Only become a teacher if you are passionate, dedicated to students

Abigail Kruse and Abigail Kruse

As the end of another school year approaches and I get one step closer to finally graduating, I count my blessings that not one person has asked what on earth I plan on doing with my education degree.

No, where I run into raised eyebrows and snickers is when I tell people I want to teach middle school. Typically the comments fall into one of three categories: the horrified, “Dear God, why? They’re such brats.”; the concerned, “Good luck, you’ll need it.”; and my personal favorite, the delighted, “Great! We need more good teachers.”

I pay the most attention to that last one, because I agree. I also definitely agree that I will need some luck. I forgot about the fourth category, comments like, “I could never be a teacher.” I usually reply with something along the lines of, “Excellent, then please do not.”

It sounds harsh out of context, but I promise I say it with a smile, as well as a lot of conviction, because I truly believe that. There are already too many teachers out there who do not absolutely love what they do and it is not fair to anybody, least of all the students.

There’s a scene in “Sister Act 2” when Whoopi Goldberg is trying to talk some sense into Rita, her troubled but talented student with a little inspiration from “Letters to a Young Poet” by Rainer Marie Rilke: “If you wake up in the mornin’ and you can’t think of anything but singin’ first, then you’re supposed to be a singer, girl.”

I would say the same for teachers.
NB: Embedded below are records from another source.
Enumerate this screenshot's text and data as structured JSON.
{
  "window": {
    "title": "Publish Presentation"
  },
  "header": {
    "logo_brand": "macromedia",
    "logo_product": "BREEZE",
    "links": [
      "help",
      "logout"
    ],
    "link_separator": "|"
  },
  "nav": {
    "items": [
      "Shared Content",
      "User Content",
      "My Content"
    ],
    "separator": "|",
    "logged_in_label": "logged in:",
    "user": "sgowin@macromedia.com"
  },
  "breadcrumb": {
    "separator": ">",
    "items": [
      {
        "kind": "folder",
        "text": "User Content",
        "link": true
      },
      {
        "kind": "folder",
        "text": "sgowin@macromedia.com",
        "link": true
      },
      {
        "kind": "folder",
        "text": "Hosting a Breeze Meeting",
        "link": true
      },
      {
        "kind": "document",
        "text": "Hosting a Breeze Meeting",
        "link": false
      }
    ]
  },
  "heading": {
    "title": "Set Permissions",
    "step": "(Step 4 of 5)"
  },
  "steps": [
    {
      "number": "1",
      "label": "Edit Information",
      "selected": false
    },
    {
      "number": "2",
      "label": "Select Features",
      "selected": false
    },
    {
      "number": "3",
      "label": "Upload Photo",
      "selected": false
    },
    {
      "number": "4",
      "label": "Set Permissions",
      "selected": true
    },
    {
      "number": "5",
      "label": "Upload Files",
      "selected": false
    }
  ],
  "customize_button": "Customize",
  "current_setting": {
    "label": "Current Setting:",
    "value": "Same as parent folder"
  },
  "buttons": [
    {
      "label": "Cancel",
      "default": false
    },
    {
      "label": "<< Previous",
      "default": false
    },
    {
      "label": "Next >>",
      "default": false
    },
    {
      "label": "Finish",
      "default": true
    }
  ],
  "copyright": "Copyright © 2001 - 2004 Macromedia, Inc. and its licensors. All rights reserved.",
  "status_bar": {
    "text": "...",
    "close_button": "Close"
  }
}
We need teachers who love what they do so much that they could not think about doing anything else.

Rumor has it one of the earliest courses that an education major takes is used as a “determiner,” one that lets professors see who is in it for the long haul, as around a third switch out of the Education program after or before completion of the course.

Whether or not that’s true, it wouldn’t surprise me and I think those people should be commended, first for the self-awareness to know that it’s not what they want to do, second for the caring to switch because of that knowledge even if they had been pressured into it and third for the smarts to do so before they are put back too far.

People call me crazy for wanting to teach middle school, but I take it as a compliment. After all, in order to consistently come up with new, effective ways to keep students engaged, you have to make a habit of thinking outside the box.

If you have anything less than a burning desire to spend your days forming the development of America’s youth – its future – from the kid with the obnoxious helicopter parents to the sweetest, most docile one to the one who fights you on everything, please do not pursue that career.

The work is too critical to accept anything less.